---------- Data to examine ----------

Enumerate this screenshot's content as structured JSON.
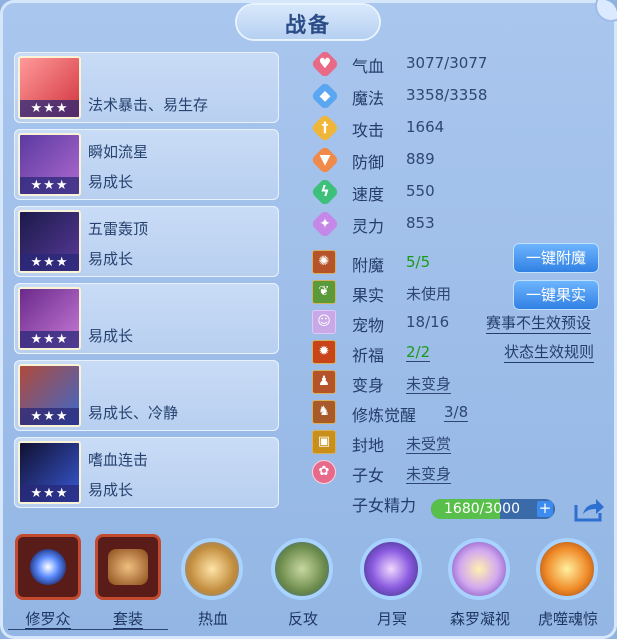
{
  "header": {
    "title": "战备"
  },
  "equipment": [
    {
      "name": "",
      "trait": "法术暴击、易生存",
      "stars": "★★★"
    },
    {
      "name": "瞬如流星",
      "trait": "易成长",
      "stars": "★★★"
    },
    {
      "name": "五雷轰顶",
      "trait": "易成长",
      "stars": "★★★"
    },
    {
      "name": "",
      "trait": "易成长",
      "stars": "★★★"
    },
    {
      "name": "",
      "trait": "易成长、冷静",
      "stars": "★★★"
    },
    {
      "name": "嗜血连击",
      "trait": "易成长",
      "stars": "★★★"
    }
  ],
  "stats": [
    {
      "label": "气血",
      "value": "3077/3077",
      "color": "#e96a86",
      "glyph": "♥"
    },
    {
      "label": "魔法",
      "value": "3358/3358",
      "color": "#5aa6f0",
      "glyph": "◆"
    },
    {
      "label": "攻击",
      "value": "1664",
      "color": "#f0b63a",
      "glyph": "†"
    },
    {
      "label": "防御",
      "value": "889",
      "color": "#f08a48",
      "glyph": "▼"
    },
    {
      "label": "速度",
      "value": "550",
      "color": "#3cc07a",
      "glyph": "ϟ"
    },
    {
      "label": "灵力",
      "value": "853",
      "color": "#c588e8",
      "glyph": "✦"
    }
  ],
  "extras": {
    "enchant": {
      "label": "附魔",
      "value": "5/5",
      "button": "一键附魔"
    },
    "fruit": {
      "label": "果实",
      "value": "未使用",
      "button": "一键果实"
    },
    "pet": {
      "label": "宠物",
      "value": "18/16",
      "link": "赛事不生效预设"
    },
    "bless": {
      "label": "祈福",
      "value": "2/2",
      "link": "状态生效规则"
    },
    "transform": {
      "label": "变身",
      "value": "未变身"
    },
    "cultivate": {
      "label": "修炼觉醒",
      "value": "3/8"
    },
    "fief": {
      "label": "封地",
      "value": "未受赏"
    },
    "child": {
      "label": "子女",
      "value": "未变身"
    }
  },
  "child_energy": {
    "label": "子女精力",
    "text": "1680/3000",
    "level": 0.56,
    "plus": "+"
  },
  "bottom_bar": [
    {
      "label": "修罗众",
      "style": "square",
      "color": "#3b6be8"
    },
    {
      "label": "套装",
      "style": "square",
      "color": "#b47a3a"
    },
    {
      "label": "热血",
      "style": "round",
      "color": "#e8b45a"
    },
    {
      "label": "反攻",
      "style": "round",
      "color": "#6a8a4a"
    },
    {
      "label": "月冥",
      "style": "round",
      "color": "#8a5ae0"
    },
    {
      "label": "森罗凝视",
      "style": "round",
      "color": "#d2a8f0"
    },
    {
      "label": "虎噬魂惊",
      "style": "round",
      "color": "#f08a28"
    }
  ]
}
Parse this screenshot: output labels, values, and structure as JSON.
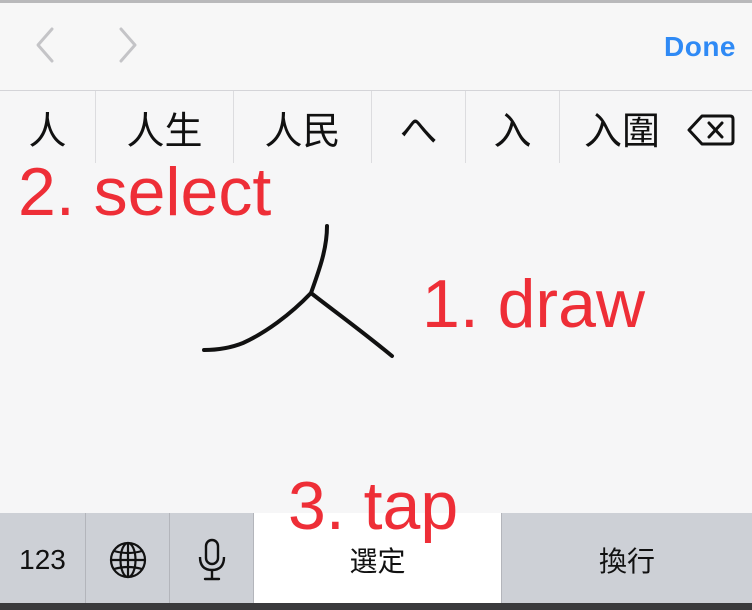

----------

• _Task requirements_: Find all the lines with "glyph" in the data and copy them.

• _Exercise response_:
      "glyph": "♥"
      "glyph": "◆"
      "glyph": "†"
      "glyph": "▼"
      "glyph": "ϟ"
      "glyph": "✦"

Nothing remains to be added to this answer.